The House of Representatives has the capacity to be one of the greatest institutions for the promotion of the public good in human history. Over recent decades, through a combination of design, happenstance, and malign neglect, its members gave their power away to others: to the executive branch, to the Senate, to outside interest groups, to a handful of internal power brokers. This created an unlevel playing field where most representatives have surprisingly little ability to engage in policymaking.

Congress as an institution has been weakened accordingly. The narrowing of perspectives, evisceration of oversight, and limiting of lawmaking continues to drive the vicious cycle of congressional subordination. Governing is a muscle that must be exercised, lest it atrophy.
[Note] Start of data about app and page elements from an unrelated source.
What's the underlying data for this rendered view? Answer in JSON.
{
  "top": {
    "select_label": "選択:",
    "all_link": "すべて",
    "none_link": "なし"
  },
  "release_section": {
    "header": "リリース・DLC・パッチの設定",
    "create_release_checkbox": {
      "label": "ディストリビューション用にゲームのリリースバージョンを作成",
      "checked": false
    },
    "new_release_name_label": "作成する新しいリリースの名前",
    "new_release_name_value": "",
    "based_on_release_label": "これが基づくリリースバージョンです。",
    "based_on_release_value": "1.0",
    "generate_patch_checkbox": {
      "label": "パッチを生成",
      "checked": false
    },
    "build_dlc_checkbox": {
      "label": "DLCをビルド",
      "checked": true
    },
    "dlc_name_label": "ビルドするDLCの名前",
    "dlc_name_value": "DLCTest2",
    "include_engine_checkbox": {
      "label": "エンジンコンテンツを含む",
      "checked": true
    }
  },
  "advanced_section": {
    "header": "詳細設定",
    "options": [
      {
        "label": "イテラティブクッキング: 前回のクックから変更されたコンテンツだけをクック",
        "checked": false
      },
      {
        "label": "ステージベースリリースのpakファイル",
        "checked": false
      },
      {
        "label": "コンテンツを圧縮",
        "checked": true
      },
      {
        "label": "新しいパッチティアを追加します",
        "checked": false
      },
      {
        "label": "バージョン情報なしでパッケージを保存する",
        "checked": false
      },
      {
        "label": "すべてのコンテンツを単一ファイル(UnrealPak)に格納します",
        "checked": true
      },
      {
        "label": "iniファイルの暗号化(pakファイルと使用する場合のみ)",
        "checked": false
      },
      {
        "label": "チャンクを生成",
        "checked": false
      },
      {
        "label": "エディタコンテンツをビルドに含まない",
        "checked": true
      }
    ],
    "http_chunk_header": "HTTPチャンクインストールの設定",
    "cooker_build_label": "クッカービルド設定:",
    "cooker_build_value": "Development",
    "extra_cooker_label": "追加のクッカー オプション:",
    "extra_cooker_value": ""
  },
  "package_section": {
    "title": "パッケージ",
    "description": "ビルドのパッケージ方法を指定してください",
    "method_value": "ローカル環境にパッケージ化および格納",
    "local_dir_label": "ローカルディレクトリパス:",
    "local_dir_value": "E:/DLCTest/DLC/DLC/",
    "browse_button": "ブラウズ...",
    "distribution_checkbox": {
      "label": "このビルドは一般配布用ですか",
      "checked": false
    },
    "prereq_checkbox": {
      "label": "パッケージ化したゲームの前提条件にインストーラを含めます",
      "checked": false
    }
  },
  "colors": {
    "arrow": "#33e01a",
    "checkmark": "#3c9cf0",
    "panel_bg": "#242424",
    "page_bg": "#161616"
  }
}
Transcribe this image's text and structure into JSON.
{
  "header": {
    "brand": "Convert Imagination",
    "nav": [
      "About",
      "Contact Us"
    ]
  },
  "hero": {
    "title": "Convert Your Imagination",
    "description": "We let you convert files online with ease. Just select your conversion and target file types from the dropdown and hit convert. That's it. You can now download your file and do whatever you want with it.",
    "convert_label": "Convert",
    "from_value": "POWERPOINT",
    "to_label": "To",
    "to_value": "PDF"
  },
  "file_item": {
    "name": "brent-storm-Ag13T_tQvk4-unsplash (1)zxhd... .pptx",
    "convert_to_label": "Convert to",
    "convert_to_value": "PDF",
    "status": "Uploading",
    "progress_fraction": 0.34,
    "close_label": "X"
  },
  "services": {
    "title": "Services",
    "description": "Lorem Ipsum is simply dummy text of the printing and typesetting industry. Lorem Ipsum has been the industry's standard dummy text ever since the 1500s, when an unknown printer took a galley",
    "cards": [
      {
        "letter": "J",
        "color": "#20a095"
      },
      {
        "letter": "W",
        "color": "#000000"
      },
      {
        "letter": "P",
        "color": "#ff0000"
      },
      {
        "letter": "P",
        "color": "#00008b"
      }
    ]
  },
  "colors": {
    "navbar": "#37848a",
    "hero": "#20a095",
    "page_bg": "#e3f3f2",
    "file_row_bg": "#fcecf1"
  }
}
The following recommendations to reform the rules of the House of Representatives will do much to restore the capacity, incentives, and capability of representatives to fulfill their roles as legislators. They are the result of dozens of conversations with congressional experts, congressional staff, and members of Congress over the last year.